DIRECTIONS: Output each entry that follows exactly. Images stay out.

[Entries from a dataset of interfaces]

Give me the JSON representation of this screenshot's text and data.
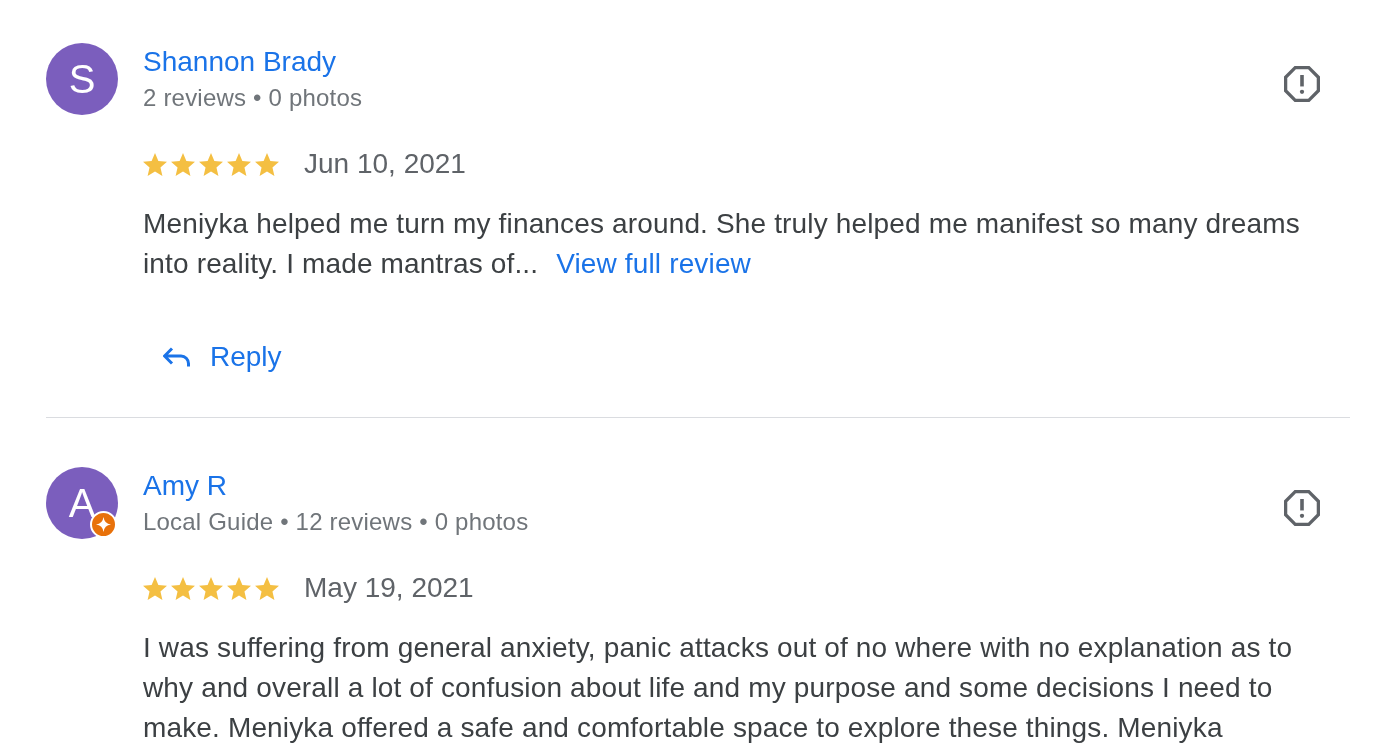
{
  "reviews": [
    {
      "avatar_letter": "S",
      "local_guide": false,
      "name": "Shannon Brady",
      "meta": "2 reviews • 0 photos",
      "stars": 5,
      "date": "Jun 10, 2021",
      "text": "Meniyka helped me turn my finances around. She truly helped me manifest so many dreams into reality. I made mantras of...",
      "more_link": "View full review",
      "reply_label": "Reply"
    },
    {
      "avatar_letter": "A",
      "local_guide": true,
      "name": "Amy R",
      "meta": "Local Guide • 12 reviews • 0 photos",
      "stars": 5,
      "date": "May 19, 2021",
      "text": "I was suffering from general anxiety, panic attacks out of no where with no explanation as to why and overall a lot of confusion about life and my purpose and some decisions I need to make. Meniyka offered a safe and comfortable space to explore these things. Meniyka"
    }
  ]
}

PROBLEM SOLUTION:
Give me the JSON representation of this screenshot's text and data.
{
  "reviews": [
    {
      "avatar_letter": "S",
      "local_guide": false,
      "name": "Shannon Brady",
      "meta": "2 reviews • 0 photos",
      "stars": 5,
      "date": "Jun 10, 2021",
      "text": "Meniyka helped me turn my finances around. She truly helped me manifest so many dreams into reality. I made mantras of...",
      "more_link": "View full review",
      "reply_label": "Reply"
    },
    {
      "avatar_letter": "A",
      "local_guide": true,
      "name": "Amy R",
      "meta": "Local Guide • 12 reviews • 0 photos",
      "stars": 5,
      "date": "May 19, 2021",
      "text": "I was suffering from general anxiety, panic attacks out of no where with no explanation as to why and overall a lot of confusion about life and my purpose and some decisions I need to make. Meniyka offered a safe and comfortable space to explore these things. Meniyka"
    }
  ]
}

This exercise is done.